— Aim of the task —
Go through the data and tally the lines that include "letter". The reply is that number alone.

━━━━━ Listed records

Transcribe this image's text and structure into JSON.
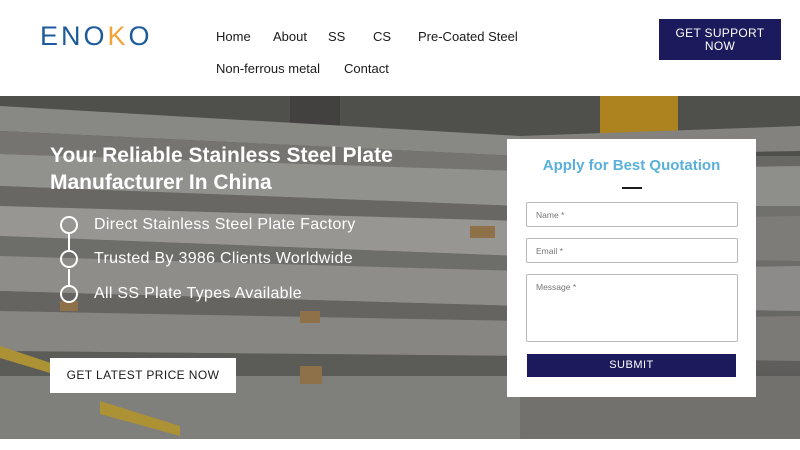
{
  "header": {
    "logo": "ENOKO",
    "nav": [
      {
        "label": "Home"
      },
      {
        "label": "About"
      },
      {
        "label": "SS"
      },
      {
        "label": "CS"
      },
      {
        "label": "Pre-Coated Steel"
      },
      {
        "label": "Non-ferrous metal"
      },
      {
        "label": "Contact"
      }
    ],
    "support_button": "GET SUPPORT NOW"
  },
  "hero": {
    "title": "Your Reliable Stainless Steel Plate Manufacturer In China",
    "bullets": [
      {
        "text": "Direct Stainless Steel Plate Factory"
      },
      {
        "text": "Trusted By 3986 Clients Worldwide"
      },
      {
        "text": "All SS Plate Types Available"
      }
    ],
    "cta_button": "GET LATEST PRICE NOW"
  },
  "quote_form": {
    "title": "Apply for Best Quotation",
    "name_placeholder": "Name *",
    "email_placeholder": "Email *",
    "message_placeholder": "Message *",
    "submit_label": "SUBMIT"
  },
  "colors": {
    "brand_navy": "#1a1a5c",
    "logo_blue": "#1e5b9c",
    "logo_accent": "#f2a43a",
    "form_title": "#5ab0d8"
  }
}
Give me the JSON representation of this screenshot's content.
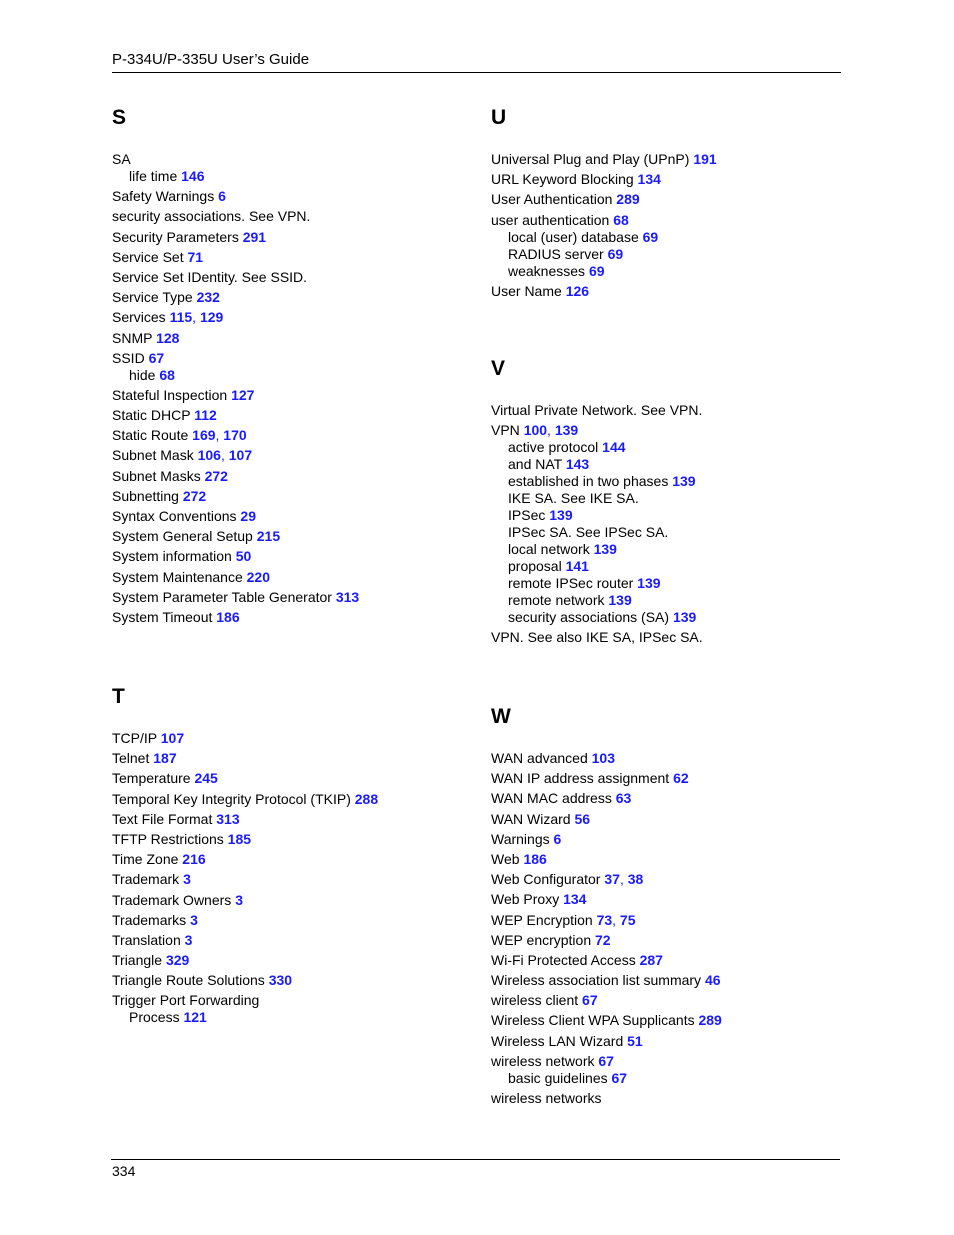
{
  "header": {
    "title": "P-334U/P-335U User’s Guide"
  },
  "footer": {
    "page_number": "334"
  },
  "colors": {
    "link": "#1a1aff",
    "text": "#000000"
  },
  "sections": [
    {
      "letter": "S",
      "entries": [
        {
          "text": "SA",
          "pages": [],
          "level": 0
        },
        {
          "text": "life time",
          "pages": [
            "146"
          ],
          "level": 1
        },
        {
          "text": "Safety Warnings",
          "pages": [
            "6"
          ],
          "level": 0
        },
        {
          "text": "security associations. See VPN.",
          "pages": [],
          "level": 0
        },
        {
          "text": "Security Parameters",
          "pages": [
            "291"
          ],
          "level": 0
        },
        {
          "text": "Service Set",
          "pages": [
            "71"
          ],
          "level": 0
        },
        {
          "text": "Service Set IDentity. See SSID.",
          "pages": [],
          "level": 0
        },
        {
          "text": "Service Type",
          "pages": [
            "232"
          ],
          "level": 0
        },
        {
          "text": "Services",
          "pages": [
            "115",
            "129"
          ],
          "level": 0
        },
        {
          "text": "SNMP",
          "pages": [
            "128"
          ],
          "level": 0
        },
        {
          "text": "SSID",
          "pages": [
            "67"
          ],
          "level": 0
        },
        {
          "text": "hide",
          "pages": [
            "68"
          ],
          "level": 1
        },
        {
          "text": "Stateful Inspection",
          "pages": [
            "127"
          ],
          "level": 0
        },
        {
          "text": "Static DHCP",
          "pages": [
            "112"
          ],
          "level": 0
        },
        {
          "text": "Static Route",
          "pages": [
            "169",
            "170"
          ],
          "level": 0
        },
        {
          "text": "Subnet Mask",
          "pages": [
            "106",
            "107"
          ],
          "level": 0
        },
        {
          "text": "Subnet Masks",
          "pages": [
            "272"
          ],
          "level": 0
        },
        {
          "text": "Subnetting",
          "pages": [
            "272"
          ],
          "level": 0
        },
        {
          "text": "Syntax Conventions",
          "pages": [
            "29"
          ],
          "level": 0
        },
        {
          "text": "System General Setup",
          "pages": [
            "215"
          ],
          "level": 0
        },
        {
          "text": "System information",
          "pages": [
            "50"
          ],
          "level": 0
        },
        {
          "text": "System Maintenance",
          "pages": [
            "220"
          ],
          "level": 0
        },
        {
          "text": "System Parameter Table Generator",
          "pages": [
            "313"
          ],
          "level": 0
        },
        {
          "text": "System Timeout",
          "pages": [
            "186"
          ],
          "level": 0
        }
      ]
    },
    {
      "letter": "T",
      "entries": [
        {
          "text": "TCP/IP",
          "pages": [
            "107"
          ],
          "level": 0
        },
        {
          "text": "Telnet",
          "pages": [
            "187"
          ],
          "level": 0
        },
        {
          "text": "Temperature",
          "pages": [
            "245"
          ],
          "level": 0
        },
        {
          "text": "Temporal Key Integrity Protocol (TKIP)",
          "pages": [
            "288"
          ],
          "level": 0
        },
        {
          "text": "Text File Format",
          "pages": [
            "313"
          ],
          "level": 0
        },
        {
          "text": "TFTP Restrictions",
          "pages": [
            "185"
          ],
          "level": 0
        },
        {
          "text": "Time Zone",
          "pages": [
            "216"
          ],
          "level": 0
        },
        {
          "text": "Trademark",
          "pages": [
            "3"
          ],
          "level": 0
        },
        {
          "text": "Trademark Owners",
          "pages": [
            "3"
          ],
          "level": 0
        },
        {
          "text": "Trademarks",
          "pages": [
            "3"
          ],
          "level": 0
        },
        {
          "text": "Translation",
          "pages": [
            "3"
          ],
          "level": 0
        },
        {
          "text": "Triangle",
          "pages": [
            "329"
          ],
          "level": 0
        },
        {
          "text": "Triangle Route Solutions",
          "pages": [
            "330"
          ],
          "level": 0
        },
        {
          "text": "Trigger Port Forwarding",
          "pages": [],
          "level": 0
        },
        {
          "text": "Process",
          "pages": [
            "121"
          ],
          "level": 1
        }
      ]
    },
    {
      "letter": "U",
      "entries": [
        {
          "text": "Universal Plug and Play (UPnP)",
          "pages": [
            "191"
          ],
          "level": 0
        },
        {
          "text": "URL Keyword Blocking",
          "pages": [
            "134"
          ],
          "level": 0
        },
        {
          "text": "User Authentication",
          "pages": [
            "289"
          ],
          "level": 0
        },
        {
          "text": "user authentication",
          "pages": [
            "68"
          ],
          "level": 0
        },
        {
          "text": "local (user) database",
          "pages": [
            "69"
          ],
          "level": 1
        },
        {
          "text": "RADIUS server",
          "pages": [
            "69"
          ],
          "level": 1
        },
        {
          "text": "weaknesses",
          "pages": [
            "69"
          ],
          "level": 1
        },
        {
          "text": "User Name",
          "pages": [
            "126"
          ],
          "level": 0
        }
      ]
    },
    {
      "letter": "V",
      "entries": [
        {
          "text": "Virtual Private Network. See VPN.",
          "pages": [],
          "level": 0
        },
        {
          "text": "VPN",
          "pages": [
            "100",
            "139"
          ],
          "level": 0
        },
        {
          "text": "active protocol",
          "pages": [
            "144"
          ],
          "level": 1
        },
        {
          "text": "and NAT",
          "pages": [
            "143"
          ],
          "level": 1
        },
        {
          "text": "established in two phases",
          "pages": [
            "139"
          ],
          "level": 1
        },
        {
          "text": "IKE SA. See IKE SA.",
          "pages": [],
          "level": 1
        },
        {
          "text": "IPSec",
          "pages": [
            "139"
          ],
          "level": 1
        },
        {
          "text": "IPSec SA. See IPSec SA.",
          "pages": [],
          "level": 1
        },
        {
          "text": "local network",
          "pages": [
            "139"
          ],
          "level": 1
        },
        {
          "text": "proposal",
          "pages": [
            "141"
          ],
          "level": 1
        },
        {
          "text": "remote IPSec router",
          "pages": [
            "139"
          ],
          "level": 1
        },
        {
          "text": "remote network",
          "pages": [
            "139"
          ],
          "level": 1
        },
        {
          "text": "security associations (SA)",
          "pages": [
            "139"
          ],
          "level": 1
        },
        {
          "text": "VPN. See also IKE SA, IPSec SA.",
          "pages": [],
          "level": 0
        }
      ]
    },
    {
      "letter": "W",
      "entries": [
        {
          "text": "WAN advanced",
          "pages": [
            "103"
          ],
          "level": 0
        },
        {
          "text": "WAN IP address assignment",
          "pages": [
            "62"
          ],
          "level": 0
        },
        {
          "text": "WAN MAC address",
          "pages": [
            "63"
          ],
          "level": 0
        },
        {
          "text": "WAN Wizard",
          "pages": [
            "56"
          ],
          "level": 0
        },
        {
          "text": "Warnings",
          "pages": [
            "6"
          ],
          "level": 0
        },
        {
          "text": "Web",
          "pages": [
            "186"
          ],
          "level": 0
        },
        {
          "text": "Web Configurator",
          "pages": [
            "37",
            "38"
          ],
          "level": 0
        },
        {
          "text": "Web Proxy",
          "pages": [
            "134"
          ],
          "level": 0
        },
        {
          "text": "WEP Encryption",
          "pages": [
            "73",
            "75"
          ],
          "level": 0
        },
        {
          "text": "WEP encryption",
          "pages": [
            "72"
          ],
          "level": 0
        },
        {
          "text": "Wi-Fi Protected Access",
          "pages": [
            "287"
          ],
          "level": 0
        },
        {
          "text": "Wireless association list summary",
          "pages": [
            "46"
          ],
          "level": 0
        },
        {
          "text": "wireless client",
          "pages": [
            "67"
          ],
          "level": 0
        },
        {
          "text": "Wireless Client WPA Supplicants",
          "pages": [
            "289"
          ],
          "level": 0
        },
        {
          "text": "Wireless LAN Wizard",
          "pages": [
            "51"
          ],
          "level": 0
        },
        {
          "text": "wireless network",
          "pages": [
            "67"
          ],
          "level": 0
        },
        {
          "text": "basic guidelines",
          "pages": [
            "67"
          ],
          "level": 1
        },
        {
          "text": "wireless networks",
          "pages": [],
          "level": 0
        }
      ]
    }
  ]
}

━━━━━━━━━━

— Completed exercise —
5